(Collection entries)
------------------------

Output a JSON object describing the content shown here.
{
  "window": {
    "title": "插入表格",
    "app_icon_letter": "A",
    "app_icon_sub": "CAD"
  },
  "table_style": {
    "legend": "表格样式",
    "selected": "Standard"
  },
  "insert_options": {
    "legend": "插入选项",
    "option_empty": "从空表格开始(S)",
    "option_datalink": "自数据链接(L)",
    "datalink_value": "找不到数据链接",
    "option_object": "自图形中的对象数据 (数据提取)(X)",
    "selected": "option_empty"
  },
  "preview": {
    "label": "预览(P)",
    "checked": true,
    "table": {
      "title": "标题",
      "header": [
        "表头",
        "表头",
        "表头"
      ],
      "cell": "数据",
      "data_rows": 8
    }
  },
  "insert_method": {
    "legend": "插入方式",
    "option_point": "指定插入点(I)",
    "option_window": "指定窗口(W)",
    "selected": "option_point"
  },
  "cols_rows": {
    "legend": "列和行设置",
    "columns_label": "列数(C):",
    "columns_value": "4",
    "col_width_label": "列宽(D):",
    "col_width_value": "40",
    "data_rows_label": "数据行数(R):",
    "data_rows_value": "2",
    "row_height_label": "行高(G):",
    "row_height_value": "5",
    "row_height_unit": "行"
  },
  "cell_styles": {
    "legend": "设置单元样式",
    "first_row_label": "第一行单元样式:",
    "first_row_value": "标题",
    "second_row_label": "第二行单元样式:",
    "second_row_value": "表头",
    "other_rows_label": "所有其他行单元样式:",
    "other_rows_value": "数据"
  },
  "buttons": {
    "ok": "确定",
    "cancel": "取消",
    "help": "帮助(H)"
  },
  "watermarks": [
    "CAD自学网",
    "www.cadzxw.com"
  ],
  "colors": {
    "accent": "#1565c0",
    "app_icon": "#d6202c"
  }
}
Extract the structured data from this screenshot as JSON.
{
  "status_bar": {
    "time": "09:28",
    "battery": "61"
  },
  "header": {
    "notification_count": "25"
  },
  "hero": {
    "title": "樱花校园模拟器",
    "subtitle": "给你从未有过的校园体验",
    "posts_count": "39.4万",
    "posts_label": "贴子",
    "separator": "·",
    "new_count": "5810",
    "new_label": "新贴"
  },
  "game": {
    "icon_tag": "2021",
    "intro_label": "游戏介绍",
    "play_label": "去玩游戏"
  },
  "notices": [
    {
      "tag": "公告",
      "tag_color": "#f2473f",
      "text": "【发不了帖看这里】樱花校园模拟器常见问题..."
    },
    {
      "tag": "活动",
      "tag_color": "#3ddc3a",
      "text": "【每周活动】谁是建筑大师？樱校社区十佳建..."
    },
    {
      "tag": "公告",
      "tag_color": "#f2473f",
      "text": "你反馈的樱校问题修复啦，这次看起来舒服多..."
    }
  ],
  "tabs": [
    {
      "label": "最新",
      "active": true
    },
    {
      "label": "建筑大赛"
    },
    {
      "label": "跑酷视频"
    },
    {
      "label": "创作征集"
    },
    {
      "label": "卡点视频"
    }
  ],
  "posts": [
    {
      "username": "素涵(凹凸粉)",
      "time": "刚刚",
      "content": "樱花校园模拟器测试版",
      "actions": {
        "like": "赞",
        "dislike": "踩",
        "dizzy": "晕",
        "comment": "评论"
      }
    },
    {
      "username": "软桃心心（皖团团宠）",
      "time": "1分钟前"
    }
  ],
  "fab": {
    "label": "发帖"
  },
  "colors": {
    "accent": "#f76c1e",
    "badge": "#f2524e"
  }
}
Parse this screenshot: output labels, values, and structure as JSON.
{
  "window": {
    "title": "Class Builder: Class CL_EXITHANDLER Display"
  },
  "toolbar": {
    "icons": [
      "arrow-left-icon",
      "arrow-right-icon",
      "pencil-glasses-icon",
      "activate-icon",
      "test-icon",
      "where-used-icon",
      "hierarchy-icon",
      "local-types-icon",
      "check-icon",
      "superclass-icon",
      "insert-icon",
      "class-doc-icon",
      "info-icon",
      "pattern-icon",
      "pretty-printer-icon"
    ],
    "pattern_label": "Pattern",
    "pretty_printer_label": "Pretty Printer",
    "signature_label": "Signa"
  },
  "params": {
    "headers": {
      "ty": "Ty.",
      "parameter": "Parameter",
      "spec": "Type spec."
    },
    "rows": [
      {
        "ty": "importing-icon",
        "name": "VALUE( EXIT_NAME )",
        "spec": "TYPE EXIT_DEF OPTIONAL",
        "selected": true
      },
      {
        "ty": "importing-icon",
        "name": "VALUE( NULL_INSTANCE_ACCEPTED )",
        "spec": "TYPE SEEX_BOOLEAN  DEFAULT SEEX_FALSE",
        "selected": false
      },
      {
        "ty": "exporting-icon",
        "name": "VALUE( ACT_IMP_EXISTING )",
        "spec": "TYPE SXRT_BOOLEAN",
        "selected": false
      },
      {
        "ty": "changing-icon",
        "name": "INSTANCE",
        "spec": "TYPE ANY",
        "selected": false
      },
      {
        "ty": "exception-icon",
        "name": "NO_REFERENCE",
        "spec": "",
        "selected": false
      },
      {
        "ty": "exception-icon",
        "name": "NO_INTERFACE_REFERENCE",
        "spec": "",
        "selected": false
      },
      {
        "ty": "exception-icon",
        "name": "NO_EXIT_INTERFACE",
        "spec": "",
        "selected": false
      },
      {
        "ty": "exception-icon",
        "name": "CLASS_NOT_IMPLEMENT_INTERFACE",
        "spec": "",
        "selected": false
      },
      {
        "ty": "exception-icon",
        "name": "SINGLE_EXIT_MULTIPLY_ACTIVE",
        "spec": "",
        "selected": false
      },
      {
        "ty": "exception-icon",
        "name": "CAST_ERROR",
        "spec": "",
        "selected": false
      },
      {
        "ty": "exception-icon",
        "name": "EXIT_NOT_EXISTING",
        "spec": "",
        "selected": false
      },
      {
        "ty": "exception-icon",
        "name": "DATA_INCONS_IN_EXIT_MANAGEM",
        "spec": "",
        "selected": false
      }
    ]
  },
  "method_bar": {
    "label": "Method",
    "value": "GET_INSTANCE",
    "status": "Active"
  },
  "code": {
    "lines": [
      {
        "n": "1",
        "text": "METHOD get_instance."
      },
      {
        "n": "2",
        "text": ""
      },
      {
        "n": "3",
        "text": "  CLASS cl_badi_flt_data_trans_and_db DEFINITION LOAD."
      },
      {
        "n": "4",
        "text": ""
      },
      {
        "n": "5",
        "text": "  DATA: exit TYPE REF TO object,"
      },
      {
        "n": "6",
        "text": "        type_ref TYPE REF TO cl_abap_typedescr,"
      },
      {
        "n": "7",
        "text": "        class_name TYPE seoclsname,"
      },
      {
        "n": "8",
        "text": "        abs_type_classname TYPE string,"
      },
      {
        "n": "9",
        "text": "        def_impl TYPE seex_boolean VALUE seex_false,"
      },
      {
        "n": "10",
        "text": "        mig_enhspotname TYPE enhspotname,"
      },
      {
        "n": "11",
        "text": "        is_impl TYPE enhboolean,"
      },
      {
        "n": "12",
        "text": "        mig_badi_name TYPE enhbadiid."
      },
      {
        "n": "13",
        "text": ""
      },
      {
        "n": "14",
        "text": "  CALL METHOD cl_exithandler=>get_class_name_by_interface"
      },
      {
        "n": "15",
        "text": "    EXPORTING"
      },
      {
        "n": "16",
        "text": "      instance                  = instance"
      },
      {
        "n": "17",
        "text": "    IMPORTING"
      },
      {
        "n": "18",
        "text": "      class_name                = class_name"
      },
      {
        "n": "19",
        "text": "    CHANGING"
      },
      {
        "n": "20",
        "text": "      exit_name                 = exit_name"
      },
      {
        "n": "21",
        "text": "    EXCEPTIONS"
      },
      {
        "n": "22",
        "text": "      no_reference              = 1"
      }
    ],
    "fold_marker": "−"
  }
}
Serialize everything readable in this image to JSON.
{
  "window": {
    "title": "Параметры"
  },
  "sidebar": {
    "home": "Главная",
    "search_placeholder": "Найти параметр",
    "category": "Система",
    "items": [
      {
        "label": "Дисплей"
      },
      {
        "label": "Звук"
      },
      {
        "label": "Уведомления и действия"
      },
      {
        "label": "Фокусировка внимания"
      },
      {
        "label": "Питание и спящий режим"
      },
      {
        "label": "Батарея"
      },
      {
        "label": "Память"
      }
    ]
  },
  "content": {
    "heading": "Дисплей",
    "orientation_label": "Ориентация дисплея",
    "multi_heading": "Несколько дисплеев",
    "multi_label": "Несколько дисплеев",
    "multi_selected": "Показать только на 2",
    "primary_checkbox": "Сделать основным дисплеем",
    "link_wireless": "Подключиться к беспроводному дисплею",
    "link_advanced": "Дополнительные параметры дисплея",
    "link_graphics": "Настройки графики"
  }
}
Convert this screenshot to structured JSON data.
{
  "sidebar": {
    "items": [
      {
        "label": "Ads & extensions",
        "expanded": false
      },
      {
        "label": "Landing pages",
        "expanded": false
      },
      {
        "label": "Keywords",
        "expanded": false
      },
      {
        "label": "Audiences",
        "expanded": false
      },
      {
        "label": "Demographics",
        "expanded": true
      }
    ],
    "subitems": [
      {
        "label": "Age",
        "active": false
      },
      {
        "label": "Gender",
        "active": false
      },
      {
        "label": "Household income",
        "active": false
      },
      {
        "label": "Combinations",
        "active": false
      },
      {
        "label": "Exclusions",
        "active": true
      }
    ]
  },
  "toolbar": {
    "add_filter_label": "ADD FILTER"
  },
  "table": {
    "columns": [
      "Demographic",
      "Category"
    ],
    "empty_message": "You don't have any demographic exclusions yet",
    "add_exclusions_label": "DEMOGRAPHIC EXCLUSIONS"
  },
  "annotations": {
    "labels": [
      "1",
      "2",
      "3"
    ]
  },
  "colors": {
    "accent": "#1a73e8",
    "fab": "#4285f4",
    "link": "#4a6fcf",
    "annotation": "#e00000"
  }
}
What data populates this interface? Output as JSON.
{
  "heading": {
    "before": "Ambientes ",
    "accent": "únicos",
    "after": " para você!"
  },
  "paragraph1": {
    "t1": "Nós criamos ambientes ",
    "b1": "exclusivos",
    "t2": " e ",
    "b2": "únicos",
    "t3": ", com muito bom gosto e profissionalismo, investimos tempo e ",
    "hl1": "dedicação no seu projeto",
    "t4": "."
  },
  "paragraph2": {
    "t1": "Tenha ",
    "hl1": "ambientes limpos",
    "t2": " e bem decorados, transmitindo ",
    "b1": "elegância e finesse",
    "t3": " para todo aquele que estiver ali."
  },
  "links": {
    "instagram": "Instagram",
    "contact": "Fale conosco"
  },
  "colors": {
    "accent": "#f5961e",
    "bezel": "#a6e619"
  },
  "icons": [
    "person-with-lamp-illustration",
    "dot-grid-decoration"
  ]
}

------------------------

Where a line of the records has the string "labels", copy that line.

Written solution →
Parse this screenshot: output labels, values, and structure as JSON.
    "labels": [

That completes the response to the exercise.